* TASK TO COMPLETE:
Would you restate the entries below word for word, leaving out the images?

* PROVIDED ENTRIES:
Segment Open

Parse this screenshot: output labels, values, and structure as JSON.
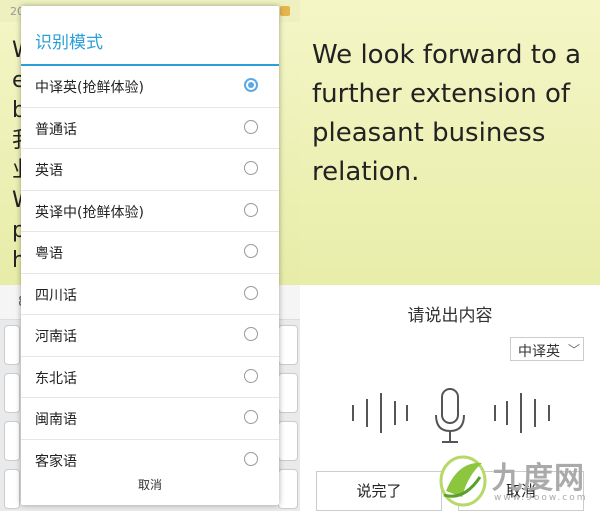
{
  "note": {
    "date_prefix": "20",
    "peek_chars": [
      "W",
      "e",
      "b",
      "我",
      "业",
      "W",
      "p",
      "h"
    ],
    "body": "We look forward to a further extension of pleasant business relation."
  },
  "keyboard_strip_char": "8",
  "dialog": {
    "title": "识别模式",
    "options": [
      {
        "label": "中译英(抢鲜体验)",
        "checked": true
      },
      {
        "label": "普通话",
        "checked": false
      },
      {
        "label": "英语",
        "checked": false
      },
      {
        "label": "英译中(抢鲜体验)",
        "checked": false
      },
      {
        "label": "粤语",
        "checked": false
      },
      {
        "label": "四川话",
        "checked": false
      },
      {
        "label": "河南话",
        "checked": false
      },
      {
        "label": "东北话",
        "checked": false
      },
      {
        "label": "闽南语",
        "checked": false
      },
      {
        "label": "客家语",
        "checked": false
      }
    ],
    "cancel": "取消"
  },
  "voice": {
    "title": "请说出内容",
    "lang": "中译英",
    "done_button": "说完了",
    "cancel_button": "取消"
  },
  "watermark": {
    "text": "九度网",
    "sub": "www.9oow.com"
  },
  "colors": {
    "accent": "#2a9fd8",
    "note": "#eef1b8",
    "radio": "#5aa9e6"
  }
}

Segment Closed

* FINAL ANSWER:
Parse this screenshot: output labels, values, and structure as JSON.
{
  "note": {
    "date_prefix": "20",
    "peek_chars": [
      "W",
      "e",
      "b",
      "我",
      "业",
      "W",
      "p",
      "h"
    ],
    "body": "We look forward to a further extension of pleasant business relation."
  },
  "keyboard_strip_char": "8",
  "dialog": {
    "title": "识别模式",
    "options": [
      {
        "label": "中译英(抢鲜体验)",
        "checked": true
      },
      {
        "label": "普通话",
        "checked": false
      },
      {
        "label": "英语",
        "checked": false
      },
      {
        "label": "英译中(抢鲜体验)",
        "checked": false
      },
      {
        "label": "粤语",
        "checked": false
      },
      {
        "label": "四川话",
        "checked": false
      },
      {
        "label": "河南话",
        "checked": false
      },
      {
        "label": "东北话",
        "checked": false
      },
      {
        "label": "闽南语",
        "checked": false
      },
      {
        "label": "客家语",
        "checked": false
      }
    ],
    "cancel": "取消"
  },
  "voice": {
    "title": "请说出内容",
    "lang": "中译英",
    "done_button": "说完了",
    "cancel_button": "取消"
  },
  "watermark": {
    "text": "九度网",
    "sub": "www.9oow.com"
  },
  "colors": {
    "accent": "#2a9fd8",
    "note": "#eef1b8",
    "radio": "#5aa9e6"
  }
}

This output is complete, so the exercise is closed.